Copyright © 2024. All rights reserved. Copying or electronic transmission of this information without permission is a violation of copyright law. For the protection of our subscribers, copyright violations will result in immediate termination of all subscriptions without refund. Disclosures: Cabot Wealth Network exists to serve you, our readers. We derive 100% of our revenue, or close to it, from selling subscriptions to our publications. Neither Cabot Wealth Network nor our employees are compensated in any way by the companies whose stocks we recommend or providers of associated financial services. Employees of Cabot Wealth Network may own some of the stocks recommended by our advisory services. Disclaimer: Sources of information are believed to be reliable but they are not guaranteed to be complete or error-free. Recommendations, opinions or suggestions are given with the understanding that subscribers acting on information assume all risks involved. Buy/Sell Recommendations: are made in regular issues, updates, or alerts by email and on the private subscriber website. Subscribers agree to adhere to all terms and conditions which can be found on and are subject to change. Violations will result in termination of all subscriptions without refund in addition to any civil and criminal penalties available under the law.

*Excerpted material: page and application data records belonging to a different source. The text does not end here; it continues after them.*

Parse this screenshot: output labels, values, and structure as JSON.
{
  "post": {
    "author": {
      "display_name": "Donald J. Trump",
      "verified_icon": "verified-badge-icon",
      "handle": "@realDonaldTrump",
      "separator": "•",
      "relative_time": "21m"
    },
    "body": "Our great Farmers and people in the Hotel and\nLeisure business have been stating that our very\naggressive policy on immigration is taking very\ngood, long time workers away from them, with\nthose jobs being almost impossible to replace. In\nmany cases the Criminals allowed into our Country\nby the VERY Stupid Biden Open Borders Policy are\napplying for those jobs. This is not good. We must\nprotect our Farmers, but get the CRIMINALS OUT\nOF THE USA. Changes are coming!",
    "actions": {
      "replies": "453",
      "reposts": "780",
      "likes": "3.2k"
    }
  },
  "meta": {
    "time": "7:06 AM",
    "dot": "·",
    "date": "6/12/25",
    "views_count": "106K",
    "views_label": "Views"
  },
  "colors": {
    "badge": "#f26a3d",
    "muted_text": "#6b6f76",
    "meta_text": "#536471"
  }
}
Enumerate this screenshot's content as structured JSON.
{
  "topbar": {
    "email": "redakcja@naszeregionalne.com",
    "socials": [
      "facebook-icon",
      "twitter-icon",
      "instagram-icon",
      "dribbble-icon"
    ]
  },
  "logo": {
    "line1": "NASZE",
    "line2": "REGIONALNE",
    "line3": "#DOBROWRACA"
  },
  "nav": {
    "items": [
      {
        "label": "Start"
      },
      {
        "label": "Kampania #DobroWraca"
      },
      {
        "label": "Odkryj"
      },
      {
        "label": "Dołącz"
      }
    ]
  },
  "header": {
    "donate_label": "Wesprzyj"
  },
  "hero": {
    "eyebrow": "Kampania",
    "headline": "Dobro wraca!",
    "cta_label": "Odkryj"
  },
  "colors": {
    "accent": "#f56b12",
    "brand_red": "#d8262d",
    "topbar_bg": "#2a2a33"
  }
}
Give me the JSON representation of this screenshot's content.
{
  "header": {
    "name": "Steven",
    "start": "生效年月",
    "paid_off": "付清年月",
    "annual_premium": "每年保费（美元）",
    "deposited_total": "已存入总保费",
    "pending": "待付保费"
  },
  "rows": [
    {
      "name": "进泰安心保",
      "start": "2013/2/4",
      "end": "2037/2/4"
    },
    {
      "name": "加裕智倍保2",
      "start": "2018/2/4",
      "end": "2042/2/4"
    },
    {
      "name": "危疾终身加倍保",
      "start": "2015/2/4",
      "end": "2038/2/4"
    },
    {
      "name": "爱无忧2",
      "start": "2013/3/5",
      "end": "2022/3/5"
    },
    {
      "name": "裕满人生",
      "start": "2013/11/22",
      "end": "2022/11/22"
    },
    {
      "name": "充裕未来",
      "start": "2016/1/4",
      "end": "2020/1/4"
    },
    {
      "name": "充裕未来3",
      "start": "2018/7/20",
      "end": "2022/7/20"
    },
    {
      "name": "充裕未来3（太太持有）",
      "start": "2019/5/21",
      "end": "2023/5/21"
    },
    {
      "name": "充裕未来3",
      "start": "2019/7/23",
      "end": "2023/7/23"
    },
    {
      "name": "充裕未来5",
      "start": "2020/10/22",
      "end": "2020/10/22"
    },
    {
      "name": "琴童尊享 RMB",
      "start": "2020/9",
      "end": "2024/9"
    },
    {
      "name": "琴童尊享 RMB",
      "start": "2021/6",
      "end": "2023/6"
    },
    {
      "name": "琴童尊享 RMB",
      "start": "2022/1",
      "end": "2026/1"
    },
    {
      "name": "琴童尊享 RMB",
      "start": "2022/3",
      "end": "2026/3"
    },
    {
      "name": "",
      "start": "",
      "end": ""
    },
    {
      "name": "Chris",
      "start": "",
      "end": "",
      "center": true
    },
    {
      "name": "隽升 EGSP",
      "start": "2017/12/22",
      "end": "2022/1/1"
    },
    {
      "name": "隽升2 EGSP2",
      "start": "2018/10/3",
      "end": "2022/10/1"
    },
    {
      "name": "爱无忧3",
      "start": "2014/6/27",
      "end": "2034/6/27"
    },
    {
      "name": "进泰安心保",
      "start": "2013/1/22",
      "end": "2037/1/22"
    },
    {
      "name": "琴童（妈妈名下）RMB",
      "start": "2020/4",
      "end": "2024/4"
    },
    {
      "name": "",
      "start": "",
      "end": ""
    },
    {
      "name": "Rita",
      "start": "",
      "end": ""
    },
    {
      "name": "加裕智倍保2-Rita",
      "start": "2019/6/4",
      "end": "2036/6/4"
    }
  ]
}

A growth stock and market timing expert, Michael Cintolo is Chief Investment Strategist of Cabot Wealth Network and Chief Analyst of Cabot Growth Investor and Cabot Top Ten Trader. Since joining Cabot in 1999, Mike has uncovered exceptional growth stocks and helped to create new tools and rules for buying and selling stocks. Perhaps most notable was his development of the proprietary trend-following market timing system, Cabot Tides, which has helped Cabot place among the top handful of market-timing newsletters numerous times.